Public comments on the proposed rule are due by December 10, 2018. In response to the proposed rule, USCCB/MRS has submitted a comment in conjunction with USCCB/Office of Domestic and Social Development and Catholic Charities USA (CCUSA). We urge you to also submit comments to help stand up for impacted families!

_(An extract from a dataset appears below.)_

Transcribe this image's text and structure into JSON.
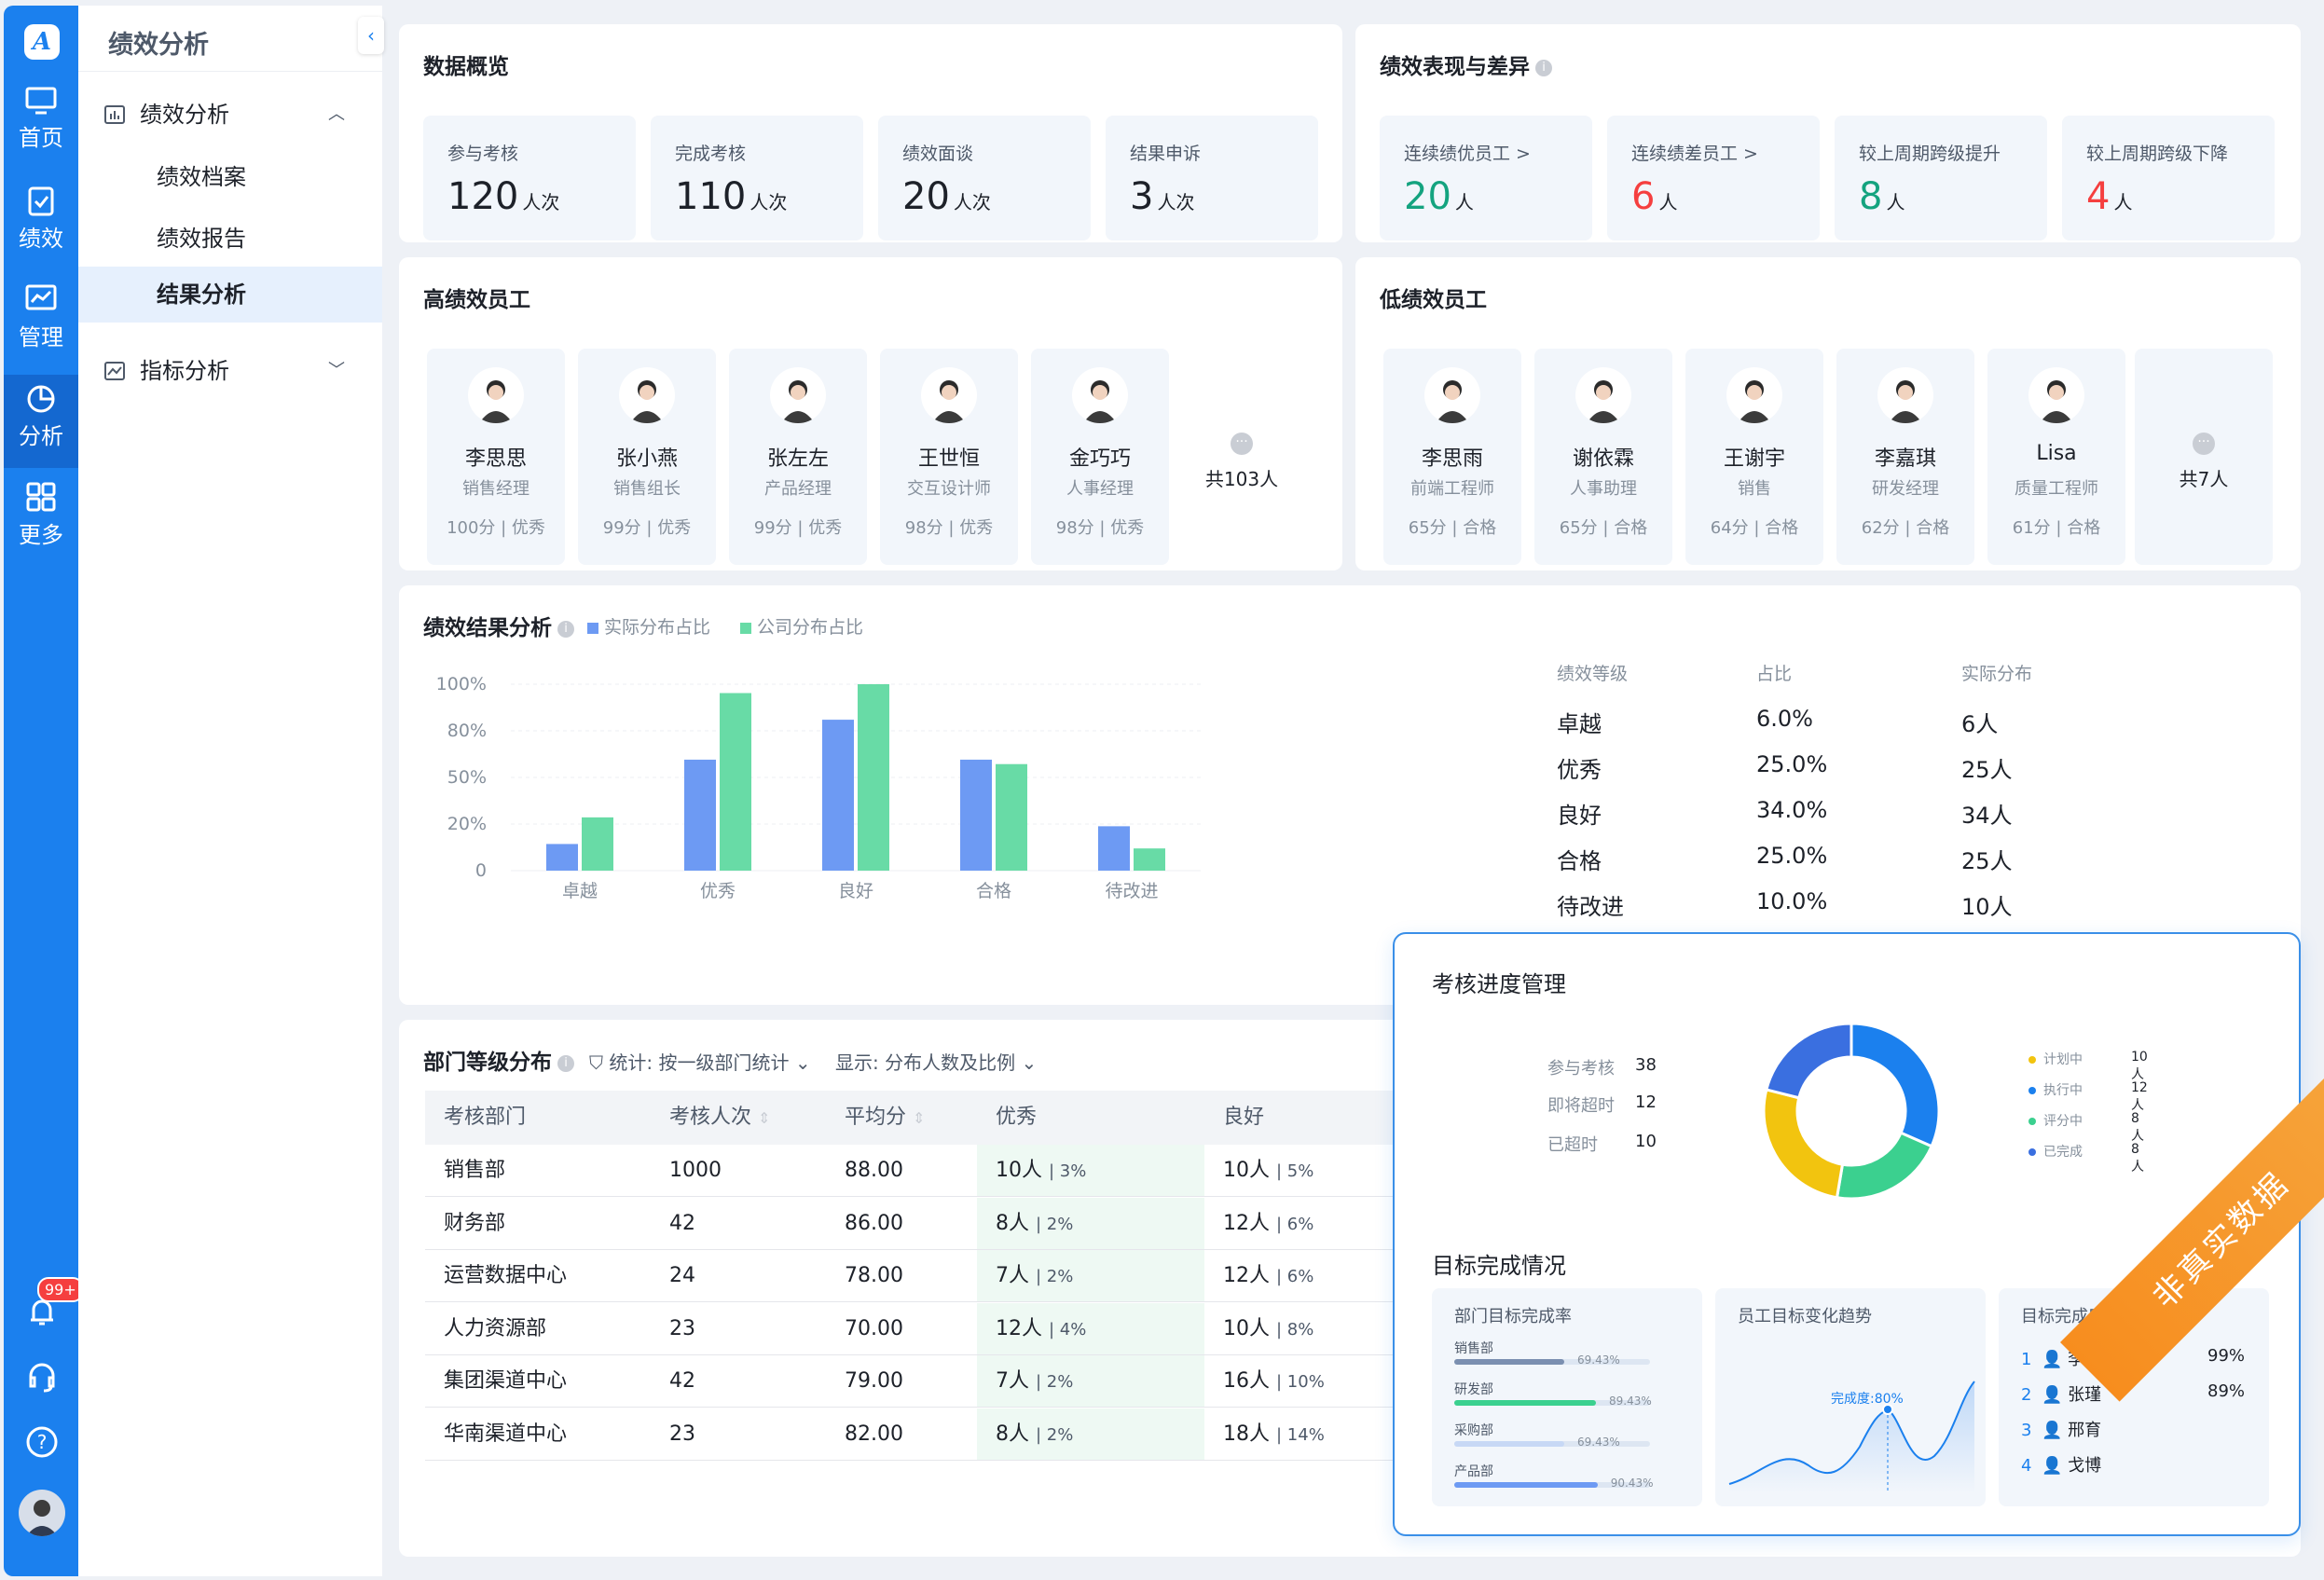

Care for the stranger, the hungry, the sick, and the homeless are fundamental to our Catholic faith. The proposed rulemaking would have the effect of undermining access to critical public benefits for certain lawful immigrants and their families thereby damaging their ability to live their lives in dignity. Implementation of this rule would also undermine family unity, family stability, and presents threats to public health and life. We are, deeply concerned with the proposed rule, which we believe would undermine the fundamental life and dignity of persons that we are called to welcome and support. We are judged as a nation not by how we treat the powerful but how we care for the “least of these.” You can read the proposed regulation, or read our backgrounder to learn more about public charge generally. Please see the USCCB-CCUSA comment here.
CALL TO ACTION
DHS is accepting comments to the proposed rule until December 10, 2018. We ask that you submit your own unique comment to DHS, asking that the federal government withdraw this deeply concerning rule and maintain its existing public charge analysis.
It is important to send a unique message in order to show DHS the diversity of comments in opposition to the proposed rule.
Here are some talking points that you can modify to customize the comment you wish to submit (We suggest you read through all of the comments and pick at least four.):
- The proposed rule is inconsistent with my Catholic values of welcoming immigrants, promoting family unity, and valuing human life and dignity.
- Families are a cornerstone of the Catholic faith. I am deeply concerned that the rule would deny many individuals a lawful means through which to reunify or remain with family in the U.S.
- The effects of this rule would be felt not only by noncitizens, but also by their U.S. citizen and lawful permanent resident family members.
- DHS proposes to consider the size of the applicant’s family when determining whether that individual is likely to become a public charge. It is the position of the Church that creating a penalty for caring for children or caring for the elderly is immoral.
- Fear and confusion over the effects of this rule have already caused families, including those with U.S. citizen children, to withdraw from critical benefits programs for which they are eligible.
- The proposed rule and its chilling effect on families’ enrollment in benefits programs will also negatively impact the social safety net – requiring churches and other charitable organizations to meet much higher demands for assistance.
- Rather than aid hardworking families in their quest for self-sufficiency, the proposed rule would result in a number obstacles to improved economic, health, and educational outcomes.
Please submit your comment today!